‘ The opening ceremony at Carrara Stadium was brighter than the weather.
Awet night on the Gold Coast of Australia!” cried TVNZ 1’s Peter Williams from the Commonwealth Games opening ceremony. As the Alternative Commentary Collective’s Matt Heath observed on TVNZ’s Duke channel, “It appears to be pissing down.”
Still, nothing could dampen the madness of another Games opening extravaganza, not even the barrage of hipster dad jokes from the collective. When things got dull, there was the suspense of listening to them pull themselves back from the brink of an ill-advised gag about the Queen’s Baton.
Opening ceremonies: who could forget Matilda, a sort of motorised winking marsupial Dalek, at Brisbane 1982. “Matilda’s pouch doubles as a door,” intoned the commentator, “and inside some 20 children …”
This ceremony advanced the less-scary proposition that life is a beach.
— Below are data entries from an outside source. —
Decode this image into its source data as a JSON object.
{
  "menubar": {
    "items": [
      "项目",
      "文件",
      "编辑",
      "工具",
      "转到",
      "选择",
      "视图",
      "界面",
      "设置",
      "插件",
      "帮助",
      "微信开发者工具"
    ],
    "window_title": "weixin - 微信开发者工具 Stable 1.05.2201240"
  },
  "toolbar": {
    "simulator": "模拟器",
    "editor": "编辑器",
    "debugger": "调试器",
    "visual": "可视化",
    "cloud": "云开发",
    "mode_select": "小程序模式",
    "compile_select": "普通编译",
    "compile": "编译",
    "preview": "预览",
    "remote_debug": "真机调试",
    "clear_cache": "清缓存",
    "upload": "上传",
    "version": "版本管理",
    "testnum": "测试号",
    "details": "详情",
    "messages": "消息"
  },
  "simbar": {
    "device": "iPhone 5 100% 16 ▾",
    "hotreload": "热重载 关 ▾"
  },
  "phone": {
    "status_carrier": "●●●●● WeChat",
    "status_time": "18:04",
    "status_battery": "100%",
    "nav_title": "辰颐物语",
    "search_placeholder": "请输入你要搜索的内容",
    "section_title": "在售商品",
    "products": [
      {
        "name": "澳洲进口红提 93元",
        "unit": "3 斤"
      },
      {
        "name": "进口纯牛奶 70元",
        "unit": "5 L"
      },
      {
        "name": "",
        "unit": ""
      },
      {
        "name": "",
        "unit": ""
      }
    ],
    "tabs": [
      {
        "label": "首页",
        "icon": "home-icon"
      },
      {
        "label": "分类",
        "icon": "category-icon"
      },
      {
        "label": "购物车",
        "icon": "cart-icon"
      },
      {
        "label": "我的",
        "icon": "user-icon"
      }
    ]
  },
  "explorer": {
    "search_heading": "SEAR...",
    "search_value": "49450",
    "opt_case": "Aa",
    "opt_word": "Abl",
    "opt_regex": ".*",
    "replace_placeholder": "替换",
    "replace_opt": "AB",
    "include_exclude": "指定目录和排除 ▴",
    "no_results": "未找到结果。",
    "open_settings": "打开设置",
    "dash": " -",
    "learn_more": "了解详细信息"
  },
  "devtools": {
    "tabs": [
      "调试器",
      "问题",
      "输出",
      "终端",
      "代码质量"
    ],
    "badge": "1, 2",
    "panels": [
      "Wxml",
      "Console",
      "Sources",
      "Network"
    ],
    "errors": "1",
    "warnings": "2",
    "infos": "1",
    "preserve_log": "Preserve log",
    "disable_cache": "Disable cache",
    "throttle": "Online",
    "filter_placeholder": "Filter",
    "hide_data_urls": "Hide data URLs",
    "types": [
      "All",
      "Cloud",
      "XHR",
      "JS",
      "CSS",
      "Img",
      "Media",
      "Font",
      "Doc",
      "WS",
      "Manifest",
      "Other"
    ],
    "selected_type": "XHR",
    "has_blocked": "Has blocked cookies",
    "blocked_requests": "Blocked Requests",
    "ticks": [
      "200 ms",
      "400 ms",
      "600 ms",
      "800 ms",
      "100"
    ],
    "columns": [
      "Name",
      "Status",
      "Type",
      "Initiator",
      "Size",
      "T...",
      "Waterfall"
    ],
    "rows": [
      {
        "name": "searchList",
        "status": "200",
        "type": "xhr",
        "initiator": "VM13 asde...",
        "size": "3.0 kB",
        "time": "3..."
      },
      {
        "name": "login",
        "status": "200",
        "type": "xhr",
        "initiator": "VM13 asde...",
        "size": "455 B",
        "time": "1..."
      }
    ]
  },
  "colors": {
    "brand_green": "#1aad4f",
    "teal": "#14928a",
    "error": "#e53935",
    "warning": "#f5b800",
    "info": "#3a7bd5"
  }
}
Cue some young surfers, one inexplicably eating a banana: “Ever think that, like, right now, billions of miles away, there could be a bunch of aliens, lying on a cosmic beach …?” Hopes of a full-scale alien invasion of Carrara Stadium were soon dashed. Instead, we hurtled back in time 335 million years for a lot of tectonic plate-shifting and an old bloke – God? One of the collective hazarded it was Rolf Harris – holding a glowing globe. “From here you can’t see borders. No barriers built to divide us …” Nice, if fanciful.
Prince Charles and Camilla were there looking, it was extensively noted, sullen. A photo of Camilla flicking listlessly through the programme went viral, as did an inevitable wardrobe malfunction, not Camilla’s. During a tribute to that great Australian ritual, getting your togs off behind a towel, a dancer inadvertently flashed her underclad posterior. She was a good sport about it. “Last night I was feeling really bummed … butt that’s all behind me now!” went a caption on her Instagram.
Missing in action: Borobi, the blue koala and Games mascot, and John Farnham. The collective refused to give up hope, speculating that the iconic Aussie rocker might appear, like a child from the belly of Matilda, from the vast interior of the show’s floating white whale, Migaloo, who represented the unity of all life or something. But no.
Bored royals, pretty, potted versions of the history of humankind … You might argue it’s all hopelessly lacking in contemporary relevance. Yet this ceremony had something to say about a changing world as it beamed from the beachy playground of a country that really could use some change. The indigenous cultures of the country – Aboriginal and Torres Strait Islander – were front and centre. Yugambeh elders Patricia O’Connor and Ted Williams welcomed the world. It was the first event of its kind, it was reported, to have a Reconciliation Action
Plan. The royals found themselves being blessed in a totally impressive smoking ceremony performed by Yugambeh Aboriginal artist Luther Cora and his family.
Meanwhile, outside the stadium, there were protests against the “stolenwealth games”. But the changed cultural dynamic inside the stadium was powerful enough to enrage the usual dinosaurs. Pauline Hanson once again demonstrated that any sentence beginning “I have got nothing against the Aboriginal people but …” is going nowhere good. “I’m sick and tired of being made to feel that I’m a secondclass citizen in my own country,” she declared preposterously.
Later, Yugambeh spokesman Rory O’Connor took her down with a few facts: “Out of 4500 people on stage that night, less than 300 of them were indigenous. Of 150 minutes of performance, less than 20 minutes was indigenous.”
For Patricia O’Connor, the ceremony represented “an acknowledgement of the truth of our past, the power of our future and an opportunity to stand together united.” Outside, the protesters were highlighting how far there is to go on that score. But it was worth watching the opening to see something that looked a little more like that acknowledgement; to feel the tectonic plates shifting just a fraction.
The Games’ opening ceremony: a small shift.